Try it => Please copy every record below exactly, but leave the pictures out.

:: Working data

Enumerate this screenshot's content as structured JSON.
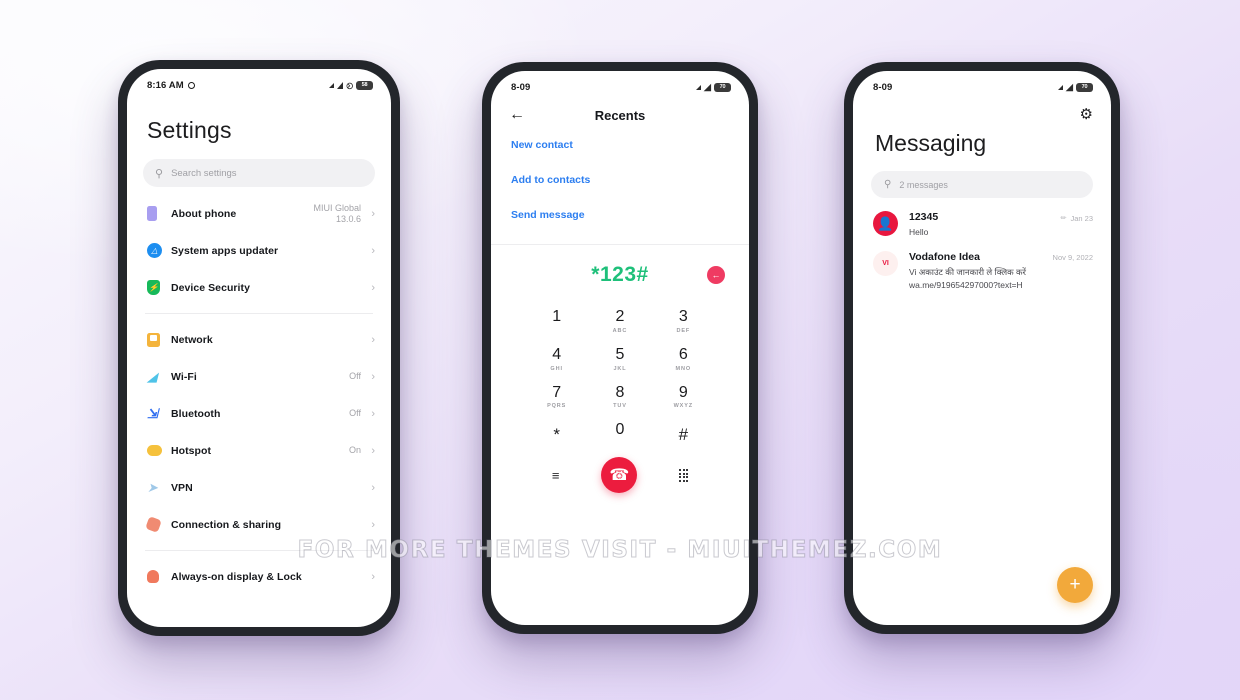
{
  "watermark": "FOR MORE THEMES VISIT - MIUITHEMEZ.COM",
  "colors": {
    "background_lavender": "#e2d6f7",
    "background_white": "#fafafd",
    "phone_frame": "#23262b",
    "accent_blue": "#2c7ef0",
    "accent_green": "#1ec07a",
    "accent_red": "#ec1c3e",
    "accent_orange": "#f2a93b",
    "avatar_red": "#e8173f"
  },
  "settings_phone": {
    "statusbar": {
      "time": "8:16 AM",
      "alarm_icon": "alarm-icon",
      "signal_icon": "signal-bars-icon",
      "vibrate_icon": "vibrate-icon",
      "battery_level": "58"
    },
    "title": "Settings",
    "search": {
      "icon": "search-icon",
      "placeholder": "Search settings",
      "value": ""
    },
    "groups": [
      {
        "items": [
          {
            "icon": "about-phone-icon",
            "label": "About phone",
            "value": "MIUI Global\n13.0.6",
            "chevron": "›"
          },
          {
            "icon": "system-updater-icon",
            "label": "System apps updater",
            "value": "",
            "chevron": "›"
          },
          {
            "icon": "device-security-icon",
            "label": "Device Security",
            "value": "",
            "chevron": "›"
          }
        ]
      },
      {
        "items": [
          {
            "icon": "network-sim-icon",
            "label": "Network",
            "value": "",
            "chevron": "›"
          },
          {
            "icon": "wifi-icon",
            "label": "Wi-Fi",
            "value": "Off",
            "chevron": "›"
          },
          {
            "icon": "bluetooth-icon",
            "label": "Bluetooth",
            "value": "Off",
            "chevron": "›"
          },
          {
            "icon": "hotspot-icon",
            "label": "Hotspot",
            "value": "On",
            "chevron": "›"
          },
          {
            "icon": "vpn-icon",
            "label": "VPN",
            "value": "",
            "chevron": "›"
          },
          {
            "icon": "connection-sharing-icon",
            "label": "Connection & sharing",
            "value": "",
            "chevron": "›"
          }
        ]
      },
      {
        "items": [
          {
            "icon": "always-on-display-icon",
            "label": "Always-on display & Lock",
            "value": "",
            "chevron": "›"
          }
        ]
      }
    ]
  },
  "dialer_phone": {
    "statusbar": {
      "time": "8-09",
      "signal_icon": "signal-bars-icon",
      "wifi_icon": "wifi-icon",
      "battery_level": "70"
    },
    "back_icon": "back-arrow-icon",
    "title": "Recents",
    "actions": [
      {
        "label": "New contact"
      },
      {
        "label": "Add to contacts"
      },
      {
        "label": "Send message"
      }
    ],
    "number_display": "*123#",
    "delete_icon": "backspace-icon",
    "keypad": [
      [
        {
          "digit": "1",
          "sub": ""
        },
        {
          "digit": "2",
          "sub": "ABC"
        },
        {
          "digit": "3",
          "sub": "DEF"
        }
      ],
      [
        {
          "digit": "4",
          "sub": "GHI"
        },
        {
          "digit": "5",
          "sub": "JKL"
        },
        {
          "digit": "6",
          "sub": "MNO"
        }
      ],
      [
        {
          "digit": "7",
          "sub": "PQRS"
        },
        {
          "digit": "8",
          "sub": "TUV"
        },
        {
          "digit": "9",
          "sub": "WXYZ"
        }
      ],
      [
        {
          "digit": "*",
          "sub": ""
        },
        {
          "digit": "0",
          "sub": "+"
        },
        {
          "digit": "#",
          "sub": ""
        }
      ]
    ],
    "bottom": {
      "menu_icon": "menu-lines-icon",
      "call_icon": "call-handset-icon",
      "keypad_icon": "keypad-grid-icon"
    }
  },
  "messaging_phone": {
    "statusbar": {
      "time": "8-09",
      "signal_icon": "signal-bars-icon",
      "wifi_icon": "wifi-icon",
      "battery_level": "70"
    },
    "settings_icon": "gear-icon",
    "title": "Messaging",
    "search": {
      "icon": "search-icon",
      "placeholder": "2 messages",
      "value": ""
    },
    "threads": [
      {
        "avatar_icon": "person-avatar-icon",
        "avatar_text": "",
        "name": "12345",
        "preview": "Hello",
        "pen_icon": "pencil-icon",
        "date": "Jan 23"
      },
      {
        "avatar_icon": "vi-logo-icon",
        "avatar_text": "VI",
        "name": "Vodafone Idea",
        "preview": "Vi अकाउंट की जानकारी ले क्लिक करें wa.me/919654297000?text=H",
        "pen_icon": "",
        "date": "Nov 9, 2022"
      }
    ],
    "fab": {
      "icon": "plus-icon",
      "label": "+"
    }
  }
}
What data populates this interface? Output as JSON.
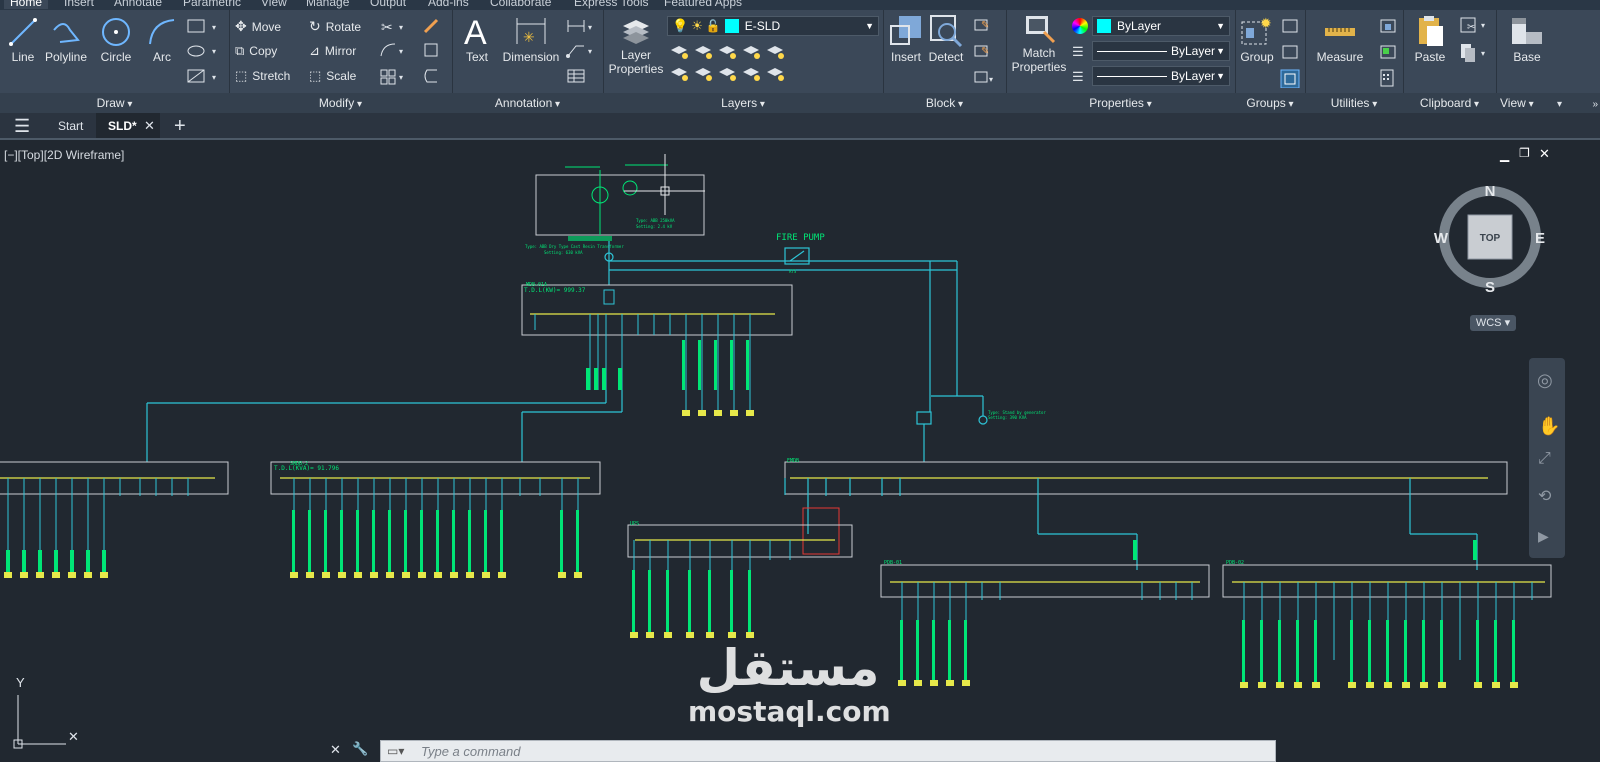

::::

Exercise solution =>
Enumerate this screenshot's content as structured JSON.
{
  "watermark": "FOR MORE THEMES VISIT - MIUITHEMEZ.COM",
  "colors": {
    "background_lavender": "#e2d6f7",
    "background_white": "#fafafd",
    "phone_frame": "#23262b",
    "accent_blue": "#2c7ef0",
    "accent_green": "#1ec07a",
    "accent_red": "#ec1c3e",
    "accent_orange": "#f2a93b",
    "avatar_red": "#e8173f"
  },
  "settings_phone": {
    "statusbar": {
      "time": "8:16 AM",
      "alarm_icon": "alarm-icon",
      "signal_icon": "signal-bars-icon",
      "vibrate_icon": "vibrate-icon",
      "battery_level": "58"
    },
    "title": "Settings",
    "search": {
      "icon": "search-icon",
      "placeholder": "Search settings",
      "value": ""
    },
    "groups": [
      {
        "items": [
          {
            "icon": "about-phone-icon",
            "label": "About phone",
            "value": "MIUI Global\n13.0.6",
            "chevron": "›"
          },
          {
            "icon": "system-updater-icon",
            "label": "System apps updater",
            "value": "",
            "chevron": "›"
          },
          {
            "icon": "device-security-icon",
            "label": "Device Security",
            "value": "",
            "chevron": "›"
          }
        ]
      },
      {
        "items": [
          {
            "icon": "network-sim-icon",
            "label": "Network",
            "value": "",
            "chevron": "›"
          },
          {
            "icon": "wifi-icon",
            "label": "Wi-Fi",
            "value": "Off",
            "chevron": "›"
          },
          {
            "icon": "bluetooth-icon",
            "label": "Bluetooth",
            "value": "Off",
            "chevron": "›"
          },
          {
            "icon": "hotspot-icon",
            "label": "Hotspot",
            "value": "On",
            "chevron": "›"
          },
          {
            "icon": "vpn-icon",
            "label": "VPN",
            "value": "",
            "chevron": "›"
          },
          {
            "icon": "connection-sharing-icon",
            "label": "Connection & sharing",
            "value": "",
            "chevron": "›"
          }
        ]
      },
      {
        "items": [
          {
            "icon": "always-on-display-icon",
            "label": "Always-on display & Lock",
            "value": "",
            "chevron": "›"
          }
        ]
      }
    ]
  },
  "dialer_phone": {
    "statusbar": {
      "time": "8-09",
      "signal_icon": "signal-bars-icon",
      "wifi_icon": "wifi-icon",
      "battery_level": "70"
    },
    "back_icon": "back-arrow-icon",
    "title": "Recents",
    "actions": [
      {
        "label": "New contact"
      },
      {
        "label": "Add to contacts"
      },
      {
        "label": "Send message"
      }
    ],
    "number_display": "*123#",
    "delete_icon": "backspace-icon",
    "keypad": [
      [
        {
          "digit": "1",
          "sub": ""
        },
        {
          "digit": "2",
          "sub": "ABC"
        },
        {
          "digit": "3",
          "sub": "DEF"
        }
      ],
      [
        {
          "digit": "4",
          "sub": "GHI"
        },
        {
          "digit": "5",
          "sub": "JKL"
        },
        {
          "digit": "6",
          "sub": "MNO"
        }
      ],
      [
        {
          "digit": "7",
          "sub": "PQRS"
        },
        {
          "digit": "8",
          "sub": "TUV"
        },
        {
          "digit": "9",
          "sub": "WXYZ"
        }
      ],
      [
        {
          "digit": "*",
          "sub": ""
        },
        {
          "digit": "0",
          "sub": "+"
        },
        {
          "digit": "#",
          "sub": ""
        }
      ]
    ],
    "bottom": {
      "menu_icon": "menu-lines-icon",
      "call_icon": "call-handset-icon",
      "keypad_icon": "keypad-grid-icon"
    }
  },
  "messaging_phone": {
    "statusbar": {
      "time": "8-09",
      "signal_icon": "signal-bars-icon",
      "wifi_icon": "wifi-icon",
      "battery_level": "70"
    },
    "settings_icon": "gear-icon",
    "title": "Messaging",
    "search": {
      "icon": "search-icon",
      "placeholder": "2 messages",
      "value": ""
    },
    "threads": [
      {
        "avatar_icon": "person-avatar-icon",
        "avatar_text": "",
        "name": "12345",
        "preview": "Hello",
        "pen_icon": "pencil-icon",
        "date": "Jan 23"
      },
      {
        "avatar_icon": "vi-logo-icon",
        "avatar_text": "VI",
        "name": "Vodafone Idea",
        "preview": "Vi अकाउंट की जानकारी ले क्लिक करें wa.me/919654297000?text=H",
        "pen_icon": "",
        "date": "Nov 9, 2022"
      }
    ],
    "fab": {
      "icon": "plus-icon",
      "label": "+"
    }
  }
}
What data populates this interface? Output as JSON.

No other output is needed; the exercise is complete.